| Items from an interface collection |

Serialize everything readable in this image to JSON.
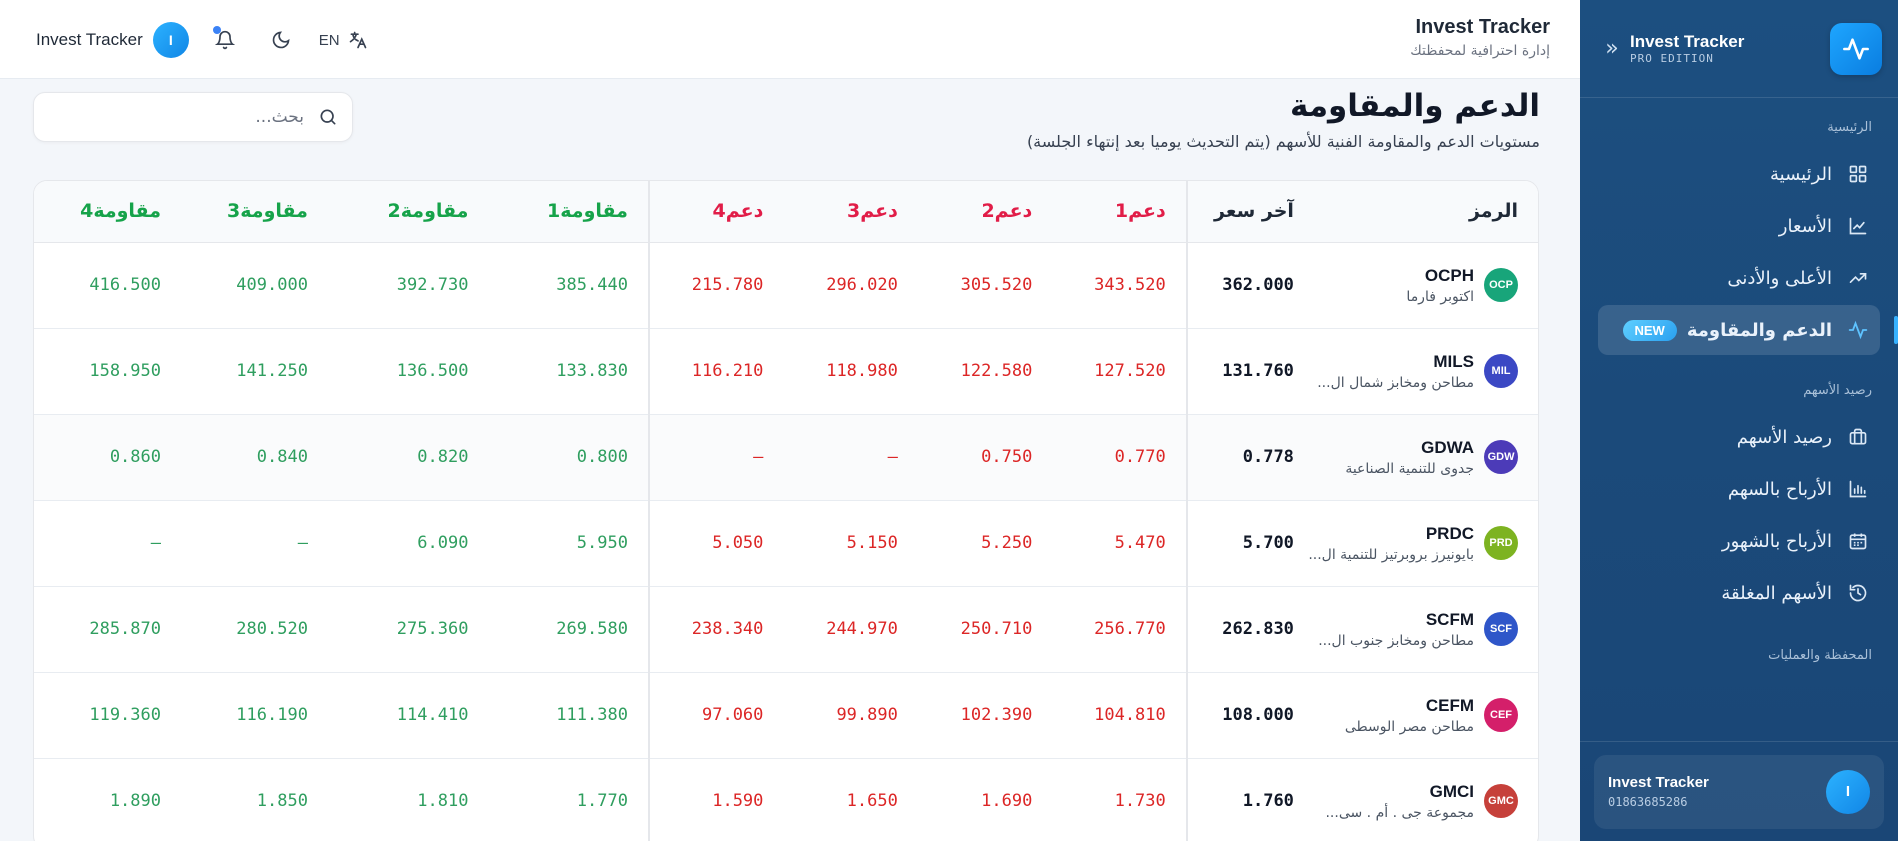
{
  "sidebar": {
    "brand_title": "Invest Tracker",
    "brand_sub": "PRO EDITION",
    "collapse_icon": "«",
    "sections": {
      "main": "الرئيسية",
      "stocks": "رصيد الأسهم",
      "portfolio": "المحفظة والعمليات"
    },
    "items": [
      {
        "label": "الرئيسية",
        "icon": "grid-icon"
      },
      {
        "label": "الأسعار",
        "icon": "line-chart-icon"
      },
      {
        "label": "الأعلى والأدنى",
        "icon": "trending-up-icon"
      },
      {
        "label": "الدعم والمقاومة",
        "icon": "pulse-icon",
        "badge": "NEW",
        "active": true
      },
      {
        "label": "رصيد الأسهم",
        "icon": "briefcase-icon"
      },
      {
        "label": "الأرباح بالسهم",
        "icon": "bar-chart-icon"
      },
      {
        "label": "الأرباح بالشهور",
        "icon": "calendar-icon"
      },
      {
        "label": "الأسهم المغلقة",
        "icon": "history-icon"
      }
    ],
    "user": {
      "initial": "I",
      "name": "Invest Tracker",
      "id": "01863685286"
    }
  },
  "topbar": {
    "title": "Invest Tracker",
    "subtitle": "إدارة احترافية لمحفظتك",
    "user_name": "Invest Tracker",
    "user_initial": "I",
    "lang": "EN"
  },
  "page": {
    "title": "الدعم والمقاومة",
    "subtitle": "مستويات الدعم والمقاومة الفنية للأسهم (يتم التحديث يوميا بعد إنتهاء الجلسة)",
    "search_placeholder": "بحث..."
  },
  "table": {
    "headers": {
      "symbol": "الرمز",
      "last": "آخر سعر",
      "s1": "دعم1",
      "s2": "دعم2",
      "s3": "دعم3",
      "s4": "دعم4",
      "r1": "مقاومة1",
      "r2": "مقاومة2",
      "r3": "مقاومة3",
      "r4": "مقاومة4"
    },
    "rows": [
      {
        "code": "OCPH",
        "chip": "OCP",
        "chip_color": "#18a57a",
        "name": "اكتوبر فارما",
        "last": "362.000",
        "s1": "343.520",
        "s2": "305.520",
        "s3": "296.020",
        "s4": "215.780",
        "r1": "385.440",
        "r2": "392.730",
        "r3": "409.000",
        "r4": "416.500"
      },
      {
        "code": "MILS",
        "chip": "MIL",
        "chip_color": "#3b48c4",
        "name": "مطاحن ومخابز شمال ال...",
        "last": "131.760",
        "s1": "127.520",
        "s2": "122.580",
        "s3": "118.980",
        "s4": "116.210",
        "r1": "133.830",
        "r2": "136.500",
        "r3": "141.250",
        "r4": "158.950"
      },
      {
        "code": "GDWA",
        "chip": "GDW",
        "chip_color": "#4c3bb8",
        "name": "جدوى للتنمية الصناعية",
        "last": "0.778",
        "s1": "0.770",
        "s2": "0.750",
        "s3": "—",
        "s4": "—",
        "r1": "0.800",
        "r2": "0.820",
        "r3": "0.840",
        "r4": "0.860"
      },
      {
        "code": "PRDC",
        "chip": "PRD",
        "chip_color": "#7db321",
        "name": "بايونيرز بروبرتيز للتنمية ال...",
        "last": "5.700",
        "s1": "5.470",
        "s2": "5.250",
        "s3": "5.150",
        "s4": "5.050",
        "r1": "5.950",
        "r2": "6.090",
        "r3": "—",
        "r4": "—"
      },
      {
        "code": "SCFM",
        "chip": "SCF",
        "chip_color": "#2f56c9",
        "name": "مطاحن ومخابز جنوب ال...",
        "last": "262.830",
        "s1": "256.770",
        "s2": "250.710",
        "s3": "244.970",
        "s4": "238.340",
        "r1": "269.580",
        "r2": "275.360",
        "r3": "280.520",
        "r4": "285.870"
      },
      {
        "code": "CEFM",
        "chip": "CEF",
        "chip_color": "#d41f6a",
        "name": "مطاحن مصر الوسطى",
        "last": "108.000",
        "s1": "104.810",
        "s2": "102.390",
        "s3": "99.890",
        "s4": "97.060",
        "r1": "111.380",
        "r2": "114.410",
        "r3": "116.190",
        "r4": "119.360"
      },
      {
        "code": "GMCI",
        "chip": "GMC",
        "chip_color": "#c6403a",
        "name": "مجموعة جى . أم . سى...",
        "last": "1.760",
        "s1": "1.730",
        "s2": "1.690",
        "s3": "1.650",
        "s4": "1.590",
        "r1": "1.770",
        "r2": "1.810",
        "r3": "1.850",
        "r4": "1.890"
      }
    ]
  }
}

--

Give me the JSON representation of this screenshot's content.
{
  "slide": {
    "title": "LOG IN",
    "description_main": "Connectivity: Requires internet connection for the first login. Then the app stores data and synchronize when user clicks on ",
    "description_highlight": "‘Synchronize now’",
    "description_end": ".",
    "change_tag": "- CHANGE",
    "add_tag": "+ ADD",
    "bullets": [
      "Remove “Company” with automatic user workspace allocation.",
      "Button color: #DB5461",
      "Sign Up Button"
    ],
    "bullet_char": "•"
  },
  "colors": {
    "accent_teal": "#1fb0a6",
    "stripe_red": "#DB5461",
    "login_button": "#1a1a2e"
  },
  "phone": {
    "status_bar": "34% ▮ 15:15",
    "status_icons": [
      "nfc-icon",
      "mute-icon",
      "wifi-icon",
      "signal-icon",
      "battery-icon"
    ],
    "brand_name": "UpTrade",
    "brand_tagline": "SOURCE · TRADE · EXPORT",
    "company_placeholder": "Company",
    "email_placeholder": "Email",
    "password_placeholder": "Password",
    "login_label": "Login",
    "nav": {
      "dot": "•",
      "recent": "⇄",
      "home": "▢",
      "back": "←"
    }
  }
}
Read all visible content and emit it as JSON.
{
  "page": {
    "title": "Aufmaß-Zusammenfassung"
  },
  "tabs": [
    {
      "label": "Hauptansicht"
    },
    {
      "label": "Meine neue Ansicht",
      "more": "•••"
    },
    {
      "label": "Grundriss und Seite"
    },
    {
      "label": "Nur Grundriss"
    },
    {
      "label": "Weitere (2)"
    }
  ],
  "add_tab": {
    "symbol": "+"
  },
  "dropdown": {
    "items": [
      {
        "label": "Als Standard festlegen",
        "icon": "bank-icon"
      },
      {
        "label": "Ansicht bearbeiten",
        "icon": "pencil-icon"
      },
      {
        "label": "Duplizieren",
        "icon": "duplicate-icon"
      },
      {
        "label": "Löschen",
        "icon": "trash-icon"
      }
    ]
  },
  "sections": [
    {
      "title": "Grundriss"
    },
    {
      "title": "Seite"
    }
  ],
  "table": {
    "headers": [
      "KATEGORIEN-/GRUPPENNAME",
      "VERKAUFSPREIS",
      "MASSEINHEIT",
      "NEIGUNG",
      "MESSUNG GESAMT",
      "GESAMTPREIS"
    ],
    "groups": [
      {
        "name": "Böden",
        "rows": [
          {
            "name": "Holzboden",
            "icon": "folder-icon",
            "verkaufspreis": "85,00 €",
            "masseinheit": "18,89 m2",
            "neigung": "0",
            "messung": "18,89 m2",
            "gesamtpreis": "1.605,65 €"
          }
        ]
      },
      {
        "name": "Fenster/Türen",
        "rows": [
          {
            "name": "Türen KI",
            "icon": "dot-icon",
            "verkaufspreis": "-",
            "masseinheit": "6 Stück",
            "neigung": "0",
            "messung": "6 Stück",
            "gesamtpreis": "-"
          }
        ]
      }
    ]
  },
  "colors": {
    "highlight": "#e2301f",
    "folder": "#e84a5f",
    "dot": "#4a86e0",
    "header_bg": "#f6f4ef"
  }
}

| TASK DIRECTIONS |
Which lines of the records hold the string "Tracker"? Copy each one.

| EXERCISE ANSWER |
    "brand_title": "Invest Tracker",
      "name": "Invest Tracker",
    "title": "Invest Tracker",
    "user_name": "Invest Tracker",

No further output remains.